“I’m sure it’ll be ok if you’re not an asshole.”
Deciding to change their name a few months ago, tour contracts left the band in an awkward limbo stage of not being able to distance themselves from their former name whilst not being able to tell anyone about the plans to change either. “We realised about a month or so ago that it was the right thing to do but unfortunately we had contracts signed with tours and stuff like that.” Glass continues. “So as soon as we got to the end of those, we made a clean cut to change the name. It does now feel a nice relief to draw a line in the sand and come up with a simple stupid throwaway name for a band.”
Unveiling their new name of Indoor Pets earlier this week, I ask Jamie how the support has been for the band so far. “Yeah, there’s not been anyone that’s been like ‘I thought you guys were racist for the past four years without saying anything,’” he laughs, “everyone’s been just as oblivious as we were which is a little bit comforting and now they’re aware of the same situation. There’s so many people around us who are so supportive who don’t care about the name and just like us for us.”

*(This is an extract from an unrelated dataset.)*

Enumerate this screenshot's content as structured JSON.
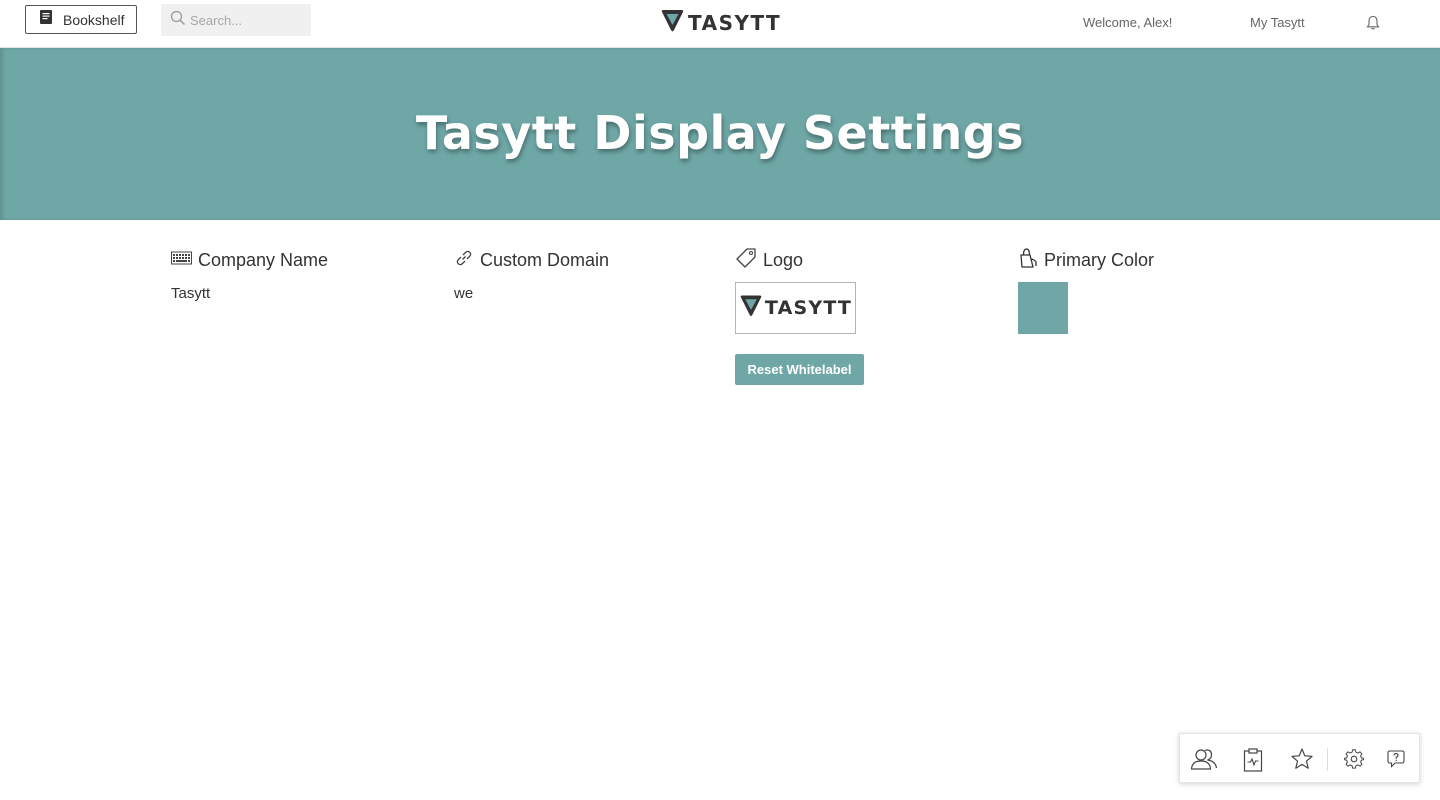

And it’s hard not to like the band. With their power-pop stylings and infectious melodies, Glass describes their sound as “harmonious as the Beach Boys with their high-pitched melodies, whilst at the same time having the grunge of Nirvana.” And what more could you want? Now having just announced their “first real” headline tour in February, it’s set to be the start of what will be an undoubtedly exciting year for the quartet.

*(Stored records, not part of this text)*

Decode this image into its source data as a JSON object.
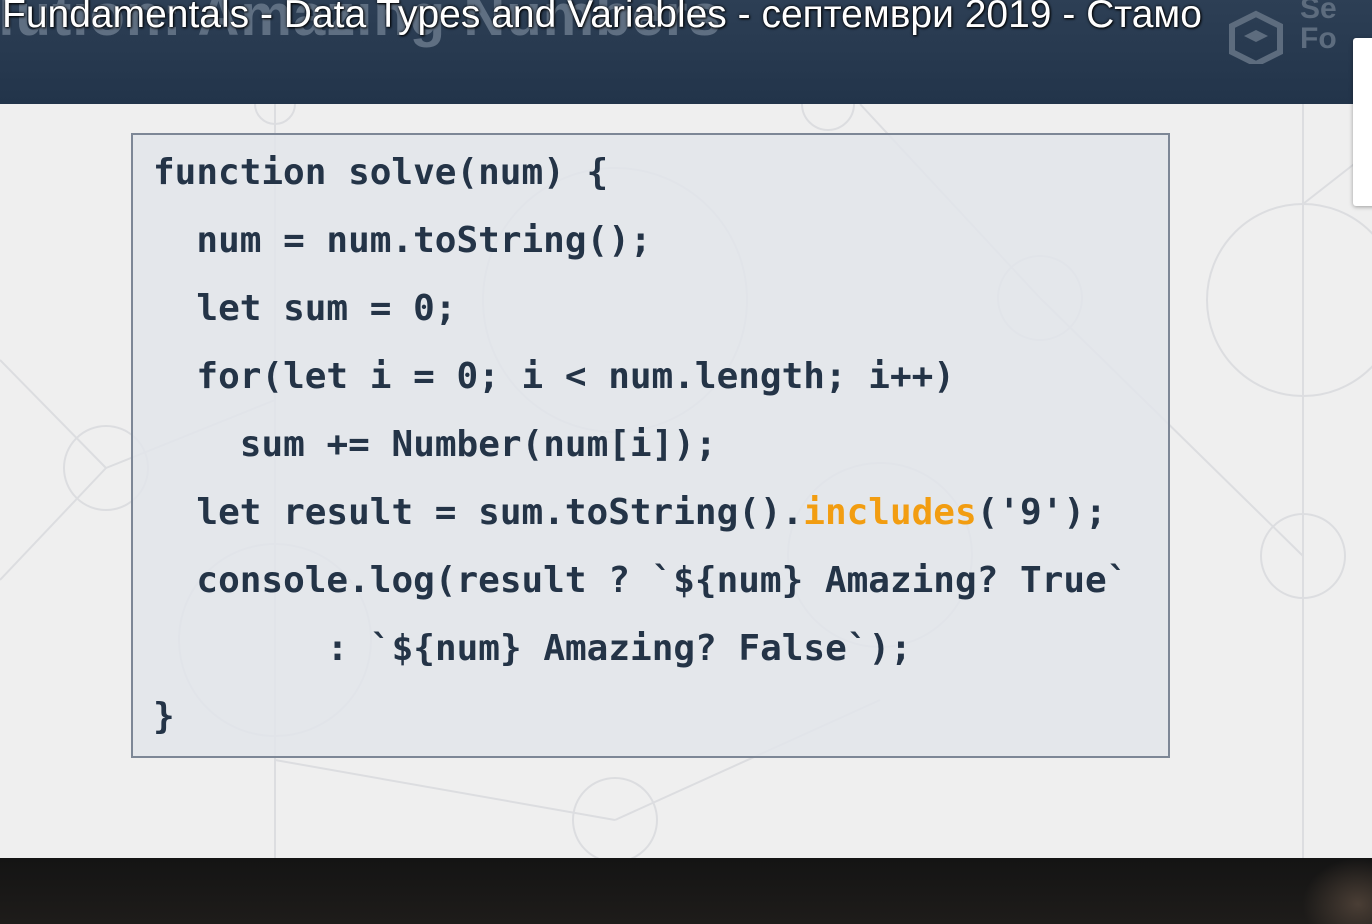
{
  "video": {
    "title": "Fundamentals - Data Types and Variables - септември 2019 - Стамо"
  },
  "slide": {
    "heading": "olution: Amazing Numbers",
    "logo_text": "Se\nFo"
  },
  "code": {
    "lines": [
      {
        "indent": 0,
        "before": "function solve(num) {",
        "highlight": "",
        "after": ""
      },
      {
        "indent": 1,
        "before": "num = num.toString();",
        "highlight": "",
        "after": ""
      },
      {
        "indent": 1,
        "before": "let sum = 0;",
        "highlight": "",
        "after": ""
      },
      {
        "indent": 1,
        "before": "for(let i = 0; i < num.length; i++)",
        "highlight": "",
        "after": ""
      },
      {
        "indent": 2,
        "before": "sum += Number(num[i]);",
        "highlight": "",
        "after": ""
      },
      {
        "indent": 1,
        "before": "let result = sum.toString().",
        "highlight": "includes",
        "after": "('9');"
      },
      {
        "indent": 1,
        "before": "console.log(result ? `${num} Amazing? True`",
        "highlight": "",
        "after": ""
      },
      {
        "indent": 4,
        "before": ": `${num} Amazing? False`);",
        "highlight": "",
        "after": ""
      },
      {
        "indent": 0,
        "before": "}",
        "highlight": "",
        "after": ""
      }
    ],
    "highlight_color": "#f29d11",
    "text_color": "#243447"
  },
  "colors": {
    "header": "#2d3f55",
    "slide_background": "#efefef",
    "code_border": "#7d8796"
  }
}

As our conversation draws to a close, it’s obvious that realising their past mistakes has allowed the band to view other matters in a different light. “It seems like the last year, I definitely realised, being a Caucasian male from a first world there’s a lot of horrible people, and I’m kind of in that pile,” Glass tells me, “People are now having more of a voice through social media and you’ve got the Harvey Weinstein stuff happening and all this stuff coming out about people who thought they were invincible. It makes me kind of understand why everyone has naturally hated the power that I had being a white male, because I never thought about it before until the last couple of years. It’s never affected me as a person, I never thought to myself ‘oh I’ll get this job over this woman’ but the last year its become so obvious to me how much stuff is happening behind the scenes and minor details affecting women and other minorities and it’s a lot of pressure because it’s so easy to have people hate you, just say the wrong tweet and everyone will shout at you, but at the same time it’s a positive pressure because it’s like ‘don’t be a dick. I’m sure it’ll be ok if you’re not an asshole.’”
And that’s a motto we can all learn something from.